Social Security is run by the Social Security Administration (SSA), and Medicare is run by the Center for Medicare and Medicaid Services (CMS).
While Medicare and Social Security aren’t quite interchangeable, they do work together. Here’s how.
What is Social Security and what is Medicare?
The Social Security Act was signed into effect by President Franklin D. Roosevelt in 1935 in response to the Great Depression. If you’ve ever looked at your pay stub you might have noticed that you pay Social Security taxes. These taxes are pooled together and then paid out to eligible seniors so that they have continued income after retirement.
Medicare is a federal program that provides seniors and other qualifying individuals with health insurance. Medicare is divided into multiple parts.
- Part A covers inpatient hospital care, skilled nursing facility care, hospice, and home health care.
- Part B covers outpatient care, including doctors’ appointments, durable medical equipment, and preventive care like screenings and vaccines.
Together, Parts A and B are referred to as “Original Medicare.”
- Part C is also known as Medicare Advantage and includes additional coverage benefits.
- Part D is prescription drug coverage.
- You may also have heard about Medigap, or Medicare supplement, plans. These plans fill in the “gaps” in Original Medicare.
Just like with Social Security, you pay Medicare taxes while working. Because of this, many beneficiaries will automatically receive Medicare Part A premium free.
So how do Social Security and Medicare work together?
Eligibility for Social Security is based on income you earned while you were working, while eligibility for Medicare is more standard and typically starts at age 65. Even though the two programs are run by different organizations, the SSA carries out a lot of administrative functions for Medicare, including determining who is eligible.
This means once you become eligible for Medicare, you will receive information about enrolling from the Social Security Administration.
Once eligible, you can begin receiving Social Security benefits anytime between ages 62 and 70. The Social Security Administration sets a “full retirement age” based on birth year. If you begin receiving benefits before you reach your full retirement age the benefit amount will be reduced. Waiting past your full retirement age to claim benefits can add up to an additional 8% per year, until you turn 70, to your payout. Because you have the option to choose when you want to enroll in Social Security, there is no automatic enrollment and you will need to contact the SSA to enroll.
If you haven’t started to claim your Social Security benefits by the time you turn 65, you’ll need to contact the Social Security Administration to enroll in Medicare.
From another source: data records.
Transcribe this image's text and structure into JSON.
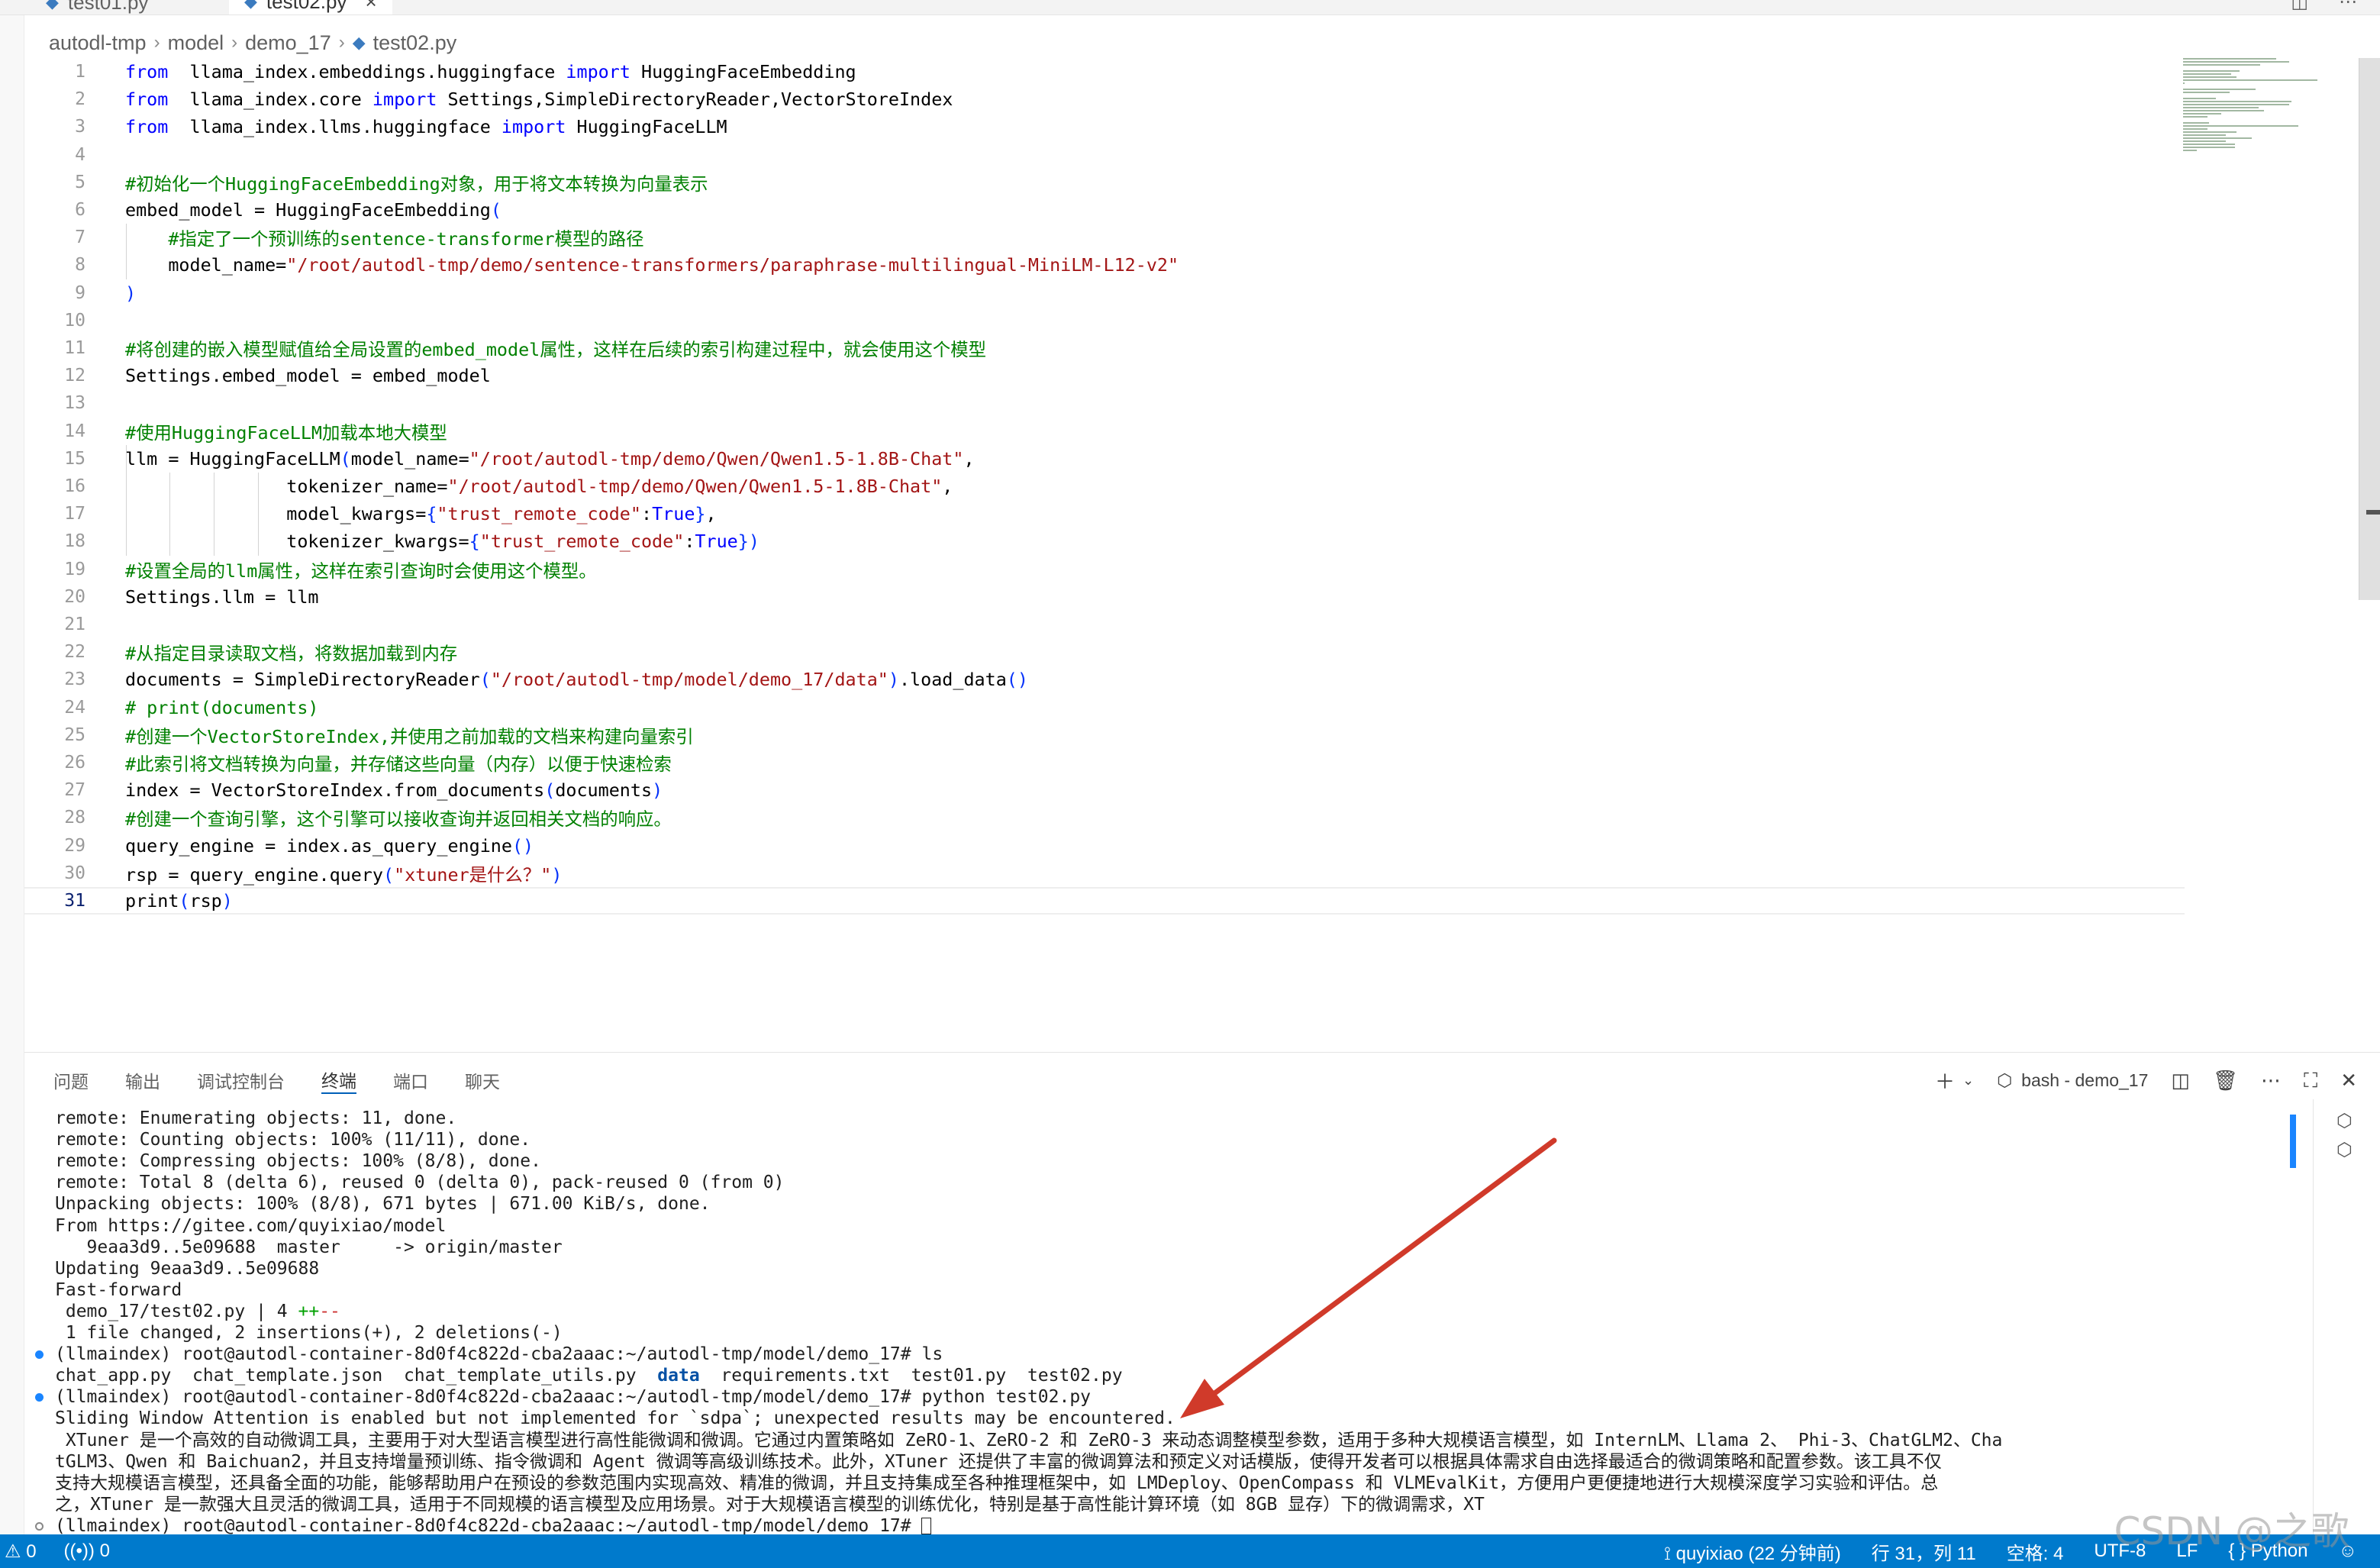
{
  "tabs": [
    {
      "label": "test01.py",
      "active": false
    },
    {
      "label": "test02.py",
      "active": true
    }
  ],
  "breadcrumb": [
    "autodl-tmp",
    "model",
    "demo_17",
    "test02.py"
  ],
  "editor": {
    "current_line": 31,
    "lines": [
      {
        "n": "1",
        "tokens": [
          [
            "kw",
            "from"
          ],
          [
            "",
            "  llama_index.embeddings.huggingface "
          ],
          [
            "kw",
            "import"
          ],
          [
            "",
            " HuggingFaceEmbedding"
          ]
        ]
      },
      {
        "n": "2",
        "tokens": [
          [
            "kw",
            "from"
          ],
          [
            "",
            "  llama_index.core "
          ],
          [
            "kw",
            "import"
          ],
          [
            "",
            " Settings,SimpleDirectoryReader,VectorStoreIndex"
          ]
        ]
      },
      {
        "n": "3",
        "tokens": [
          [
            "kw",
            "from"
          ],
          [
            "",
            "  llama_index.llms.huggingface "
          ],
          [
            "kw",
            "import"
          ],
          [
            "",
            " HuggingFaceLLM"
          ]
        ]
      },
      {
        "n": "4",
        "tokens": []
      },
      {
        "n": "5",
        "tokens": [
          [
            "cm",
            "#初始化一个HuggingFaceEmbedding对象，用于将文本转换为向量表示"
          ]
        ]
      },
      {
        "n": "6",
        "tokens": [
          [
            "",
            "embed_model = HuggingFaceEmbedding"
          ],
          [
            "br",
            "("
          ]
        ]
      },
      {
        "n": "7",
        "tokens": [
          [
            "",
            "    "
          ],
          [
            "cm",
            "#指定了一个预训练的sentence-transformer模型的路径"
          ]
        ]
      },
      {
        "n": "8",
        "tokens": [
          [
            "",
            "    model_name="
          ],
          [
            "st",
            "\"/root/autodl-tmp/demo/sentence-transformers/paraphrase-multilingual-MiniLM-L12-v2\""
          ]
        ]
      },
      {
        "n": "9",
        "tokens": [
          [
            "br",
            ")"
          ]
        ]
      },
      {
        "n": "10",
        "tokens": []
      },
      {
        "n": "11",
        "tokens": [
          [
            "cm",
            "#将创建的嵌入模型赋值给全局设置的embed_model属性，这样在后续的索引构建过程中，就会使用这个模型"
          ]
        ]
      },
      {
        "n": "12",
        "tokens": [
          [
            "",
            "Settings.embed_model = embed_model"
          ]
        ]
      },
      {
        "n": "13",
        "tokens": []
      },
      {
        "n": "14",
        "tokens": [
          [
            "cm",
            "#使用HuggingFaceLLM加载本地大模型"
          ]
        ]
      },
      {
        "n": "15",
        "tokens": [
          [
            "",
            "llm = HuggingFaceLLM"
          ],
          [
            "br",
            "("
          ],
          [
            "",
            "model_name="
          ],
          [
            "st",
            "\"/root/autodl-tmp/demo/Qwen/Qwen1.5-1.8B-Chat\""
          ],
          [
            "",
            ","
          ]
        ]
      },
      {
        "n": "16",
        "tokens": [
          [
            "",
            "               tokenizer_name="
          ],
          [
            "st",
            "\"/root/autodl-tmp/demo/Qwen/Qwen1.5-1.8B-Chat\""
          ],
          [
            "",
            ","
          ]
        ]
      },
      {
        "n": "17",
        "tokens": [
          [
            "",
            "               model_kwargs="
          ],
          [
            "br",
            "{"
          ],
          [
            "st",
            "\"trust_remote_code\""
          ],
          [
            "",
            ":"
          ],
          [
            "kw",
            "True"
          ],
          [
            "br",
            "}"
          ],
          [
            "",
            ","
          ]
        ]
      },
      {
        "n": "18",
        "tokens": [
          [
            "",
            "               tokenizer_kwargs="
          ],
          [
            "br",
            "{"
          ],
          [
            "st",
            "\"trust_remote_code\""
          ],
          [
            "",
            ":"
          ],
          [
            "kw",
            "True"
          ],
          [
            "br",
            "})"
          ]
        ]
      },
      {
        "n": "19",
        "tokens": [
          [
            "cm",
            "#设置全局的llm属性，这样在索引查询时会使用这个模型。"
          ]
        ]
      },
      {
        "n": "20",
        "tokens": [
          [
            "",
            "Settings.llm = llm"
          ]
        ]
      },
      {
        "n": "21",
        "tokens": []
      },
      {
        "n": "22",
        "tokens": [
          [
            "cm",
            "#从指定目录读取文档，将数据加载到内存"
          ]
        ]
      },
      {
        "n": "23",
        "tokens": [
          [
            "",
            "documents = SimpleDirectoryReader"
          ],
          [
            "br",
            "("
          ],
          [
            "st",
            "\"/root/autodl-tmp/model/demo_17/data\""
          ],
          [
            "br",
            ")"
          ],
          [
            "",
            ".load_data"
          ],
          [
            "br",
            "()"
          ]
        ]
      },
      {
        "n": "24",
        "tokens": [
          [
            "cm",
            "# print(documents)"
          ]
        ]
      },
      {
        "n": "25",
        "tokens": [
          [
            "cm",
            "#创建一个VectorStoreIndex,并使用之前加载的文档来构建向量索引"
          ]
        ]
      },
      {
        "n": "26",
        "tokens": [
          [
            "cm",
            "#此索引将文档转换为向量，并存储这些向量（内存）以便于快速检索"
          ]
        ]
      },
      {
        "n": "27",
        "tokens": [
          [
            "",
            "index = VectorStoreIndex.from_documents"
          ],
          [
            "br",
            "("
          ],
          [
            "",
            "documents"
          ],
          [
            "br",
            ")"
          ]
        ]
      },
      {
        "n": "28",
        "tokens": [
          [
            "cm",
            "#创建一个查询引擎，这个引擎可以接收查询并返回相关文档的响应。"
          ]
        ]
      },
      {
        "n": "29",
        "tokens": [
          [
            "",
            "query_engine = index.as_query_engine"
          ],
          [
            "br",
            "()"
          ]
        ]
      },
      {
        "n": "30",
        "tokens": [
          [
            "",
            "rsp = query_engine.query"
          ],
          [
            "br",
            "("
          ],
          [
            "st",
            "\"xtuner是什么？\""
          ],
          [
            "br",
            ")"
          ]
        ]
      },
      {
        "n": "31",
        "tokens": [
          [
            "",
            "print"
          ],
          [
            "br",
            "("
          ],
          [
            "",
            "rsp"
          ],
          [
            "br",
            ")"
          ]
        ]
      }
    ]
  },
  "panel": {
    "tabs": [
      "问题",
      "输出",
      "调试控制台",
      "终端",
      "端口",
      "聊天"
    ],
    "active_tab": "终端",
    "terminal_name": "bash - demo_17"
  },
  "terminal": {
    "lines": [
      {
        "dot": "",
        "text": "remote: Enumerating objects: 11, done."
      },
      {
        "dot": "",
        "text": "remote: Counting objects: 100% (11/11), done."
      },
      {
        "dot": "",
        "text": "remote: Compressing objects: 100% (8/8), done."
      },
      {
        "dot": "",
        "text": "remote: Total 8 (delta 6), reused 0 (delta 0), pack-reused 0 (from 0)"
      },
      {
        "dot": "",
        "text": "Unpacking objects: 100% (8/8), 671 bytes | 671.00 KiB/s, done."
      },
      {
        "dot": "",
        "text": "From https://gitee.com/quyixiao/model"
      },
      {
        "dot": "",
        "text": "   9eaa3d9..5e09688  master     -> origin/master"
      },
      {
        "dot": "",
        "text": "Updating 9eaa3d9..5e09688"
      },
      {
        "dot": "",
        "text": "Fast-forward"
      },
      {
        "dot": "",
        "text": " demo_17/test02.py | 4 ",
        "green": "++",
        "red": "--"
      },
      {
        "dot": "",
        "text": " 1 file changed, 2 insertions(+), 2 deletions(-)"
      },
      {
        "dot": "blue",
        "text": "(llmaindex) root@autodl-container-8d0f4c822d-cba2aaac:~/autodl-tmp/model/demo_17# ls"
      },
      {
        "dot": "",
        "text": "chat_app.py  chat_template.json  chat_template_utils.py  ",
        "bold": "data",
        "after": "  requirements.txt  test01.py  test02.py"
      },
      {
        "dot": "blue",
        "text": "(llmaindex) root@autodl-container-8d0f4c822d-cba2aaac:~/autodl-tmp/model/demo_17# python test02.py"
      },
      {
        "dot": "",
        "text": "Sliding Window Attention is enabled but not implemented for `sdpa`; unexpected results may be encountered."
      },
      {
        "dot": "",
        "text": " XTuner 是一个高效的自动微调工具，主要用于对大型语言模型进行高性能微调和微调。它通过内置策略如 ZeRO-1、ZeRO-2 和 ZeRO-3 来动态调整模型参数，适用于多种大规模语言模型，如 InternLM、Llama 2、 Phi-3、ChatGLM2、Cha"
      },
      {
        "dot": "",
        "text": "tGLM3、Qwen 和 Baichuan2，并且支持增量预训练、指令微调和 Agent 微调等高级训练技术。此外，XTuner 还提供了丰富的微调算法和预定义对话模版，使得开发者可以根据具体需求自由选择最适合的微调策略和配置参数。该工具不仅"
      },
      {
        "dot": "",
        "text": "支持大规模语言模型，还具备全面的功能，能够帮助用户在预设的参数范围内实现高效、精准的微调，并且支持集成至各种推理框架中，如 LMDeploy、OpenCompass 和 VLMEvalKit，方便用户更便捷地进行大规模深度学习实验和评估。总"
      },
      {
        "dot": "",
        "text": "之，XTuner 是一款强大且灵活的微调工具，适用于不同规模的语言模型及应用场景。对于大规模语言模型的训练优化，特别是基于高性能计算环境（如 8GB 显存）下的微调需求，XT"
      },
      {
        "dot": "hollow",
        "text": "(llmaindex) root@autodl-container-8d0f4c822d-cba2aaac:~/autodl-tmp/model/demo_17# ",
        "cursor": true
      }
    ]
  },
  "statusbar": {
    "errors": "0",
    "ports": "0",
    "user": "quyixiao (22 分钟前)",
    "position": "行 31，列 11",
    "spaces": "空格: 4",
    "encoding": "UTF-8",
    "eol": "LF",
    "language": "Python"
  },
  "watermark": "CSDN @之歌",
  "colors": {
    "keyword": "#0000ff",
    "comment": "#008000",
    "string": "#a31515",
    "statusbar": "#007acc",
    "arrow": "#d03a2a"
  }
}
Your first chance to enroll is the Initial Enrollment Period (IEP) which begins 3 months before you turn 65 and ends 3 months after you turn 65.
Medicare Parts C and D, as well as Medigap plans, are voluntary once you have enrolled in Original Medicare and enrollment is completed through private insurance companies.
If you are already receiving Social Security benefits three months before your 65th birthday, the SSA will send you a Medicare enrollment package. On your 65th birthday, you will automatically be enrolled in Medicare Parts A and B.
You have the option to “delay” Medicare Part B enrollment, but it may cost you more and lead to gaps in coverage.
For many, Medicare Part A is premium free; however, Medicare Part B usually requires a monthly premium based on your income. The Social Security Administration determines how much your premium will be based on the income you have reported to the Internal Revenue Service (IRS).
In 2020, the standard Part B premium is $144.60 per month and increases based on your income.
If you are receiving Social Security and Medicare simultaneously, your Part B premium will automatically be deducted from your monthly Social Security benefit. However, if you’re still waiting to draw Social Security you will receive a bill from the Center for Medicare and Medicaid Services on a quarterly basis.
Talk to a licensed Medicare insurance consultant
If you’re having a hard time understanding the difference between Social Security and Medicare, or how they work, our licensed Medicare insurance consultants are here to help. From navigating if the information you receive regarding these programs is legitimate, to making the right Medicare enrollment decisions for you, Grace Agency is ready to meet your needs with a kinder and gentler approach to the world of Medicare insurance and there are never any fees for any of our services.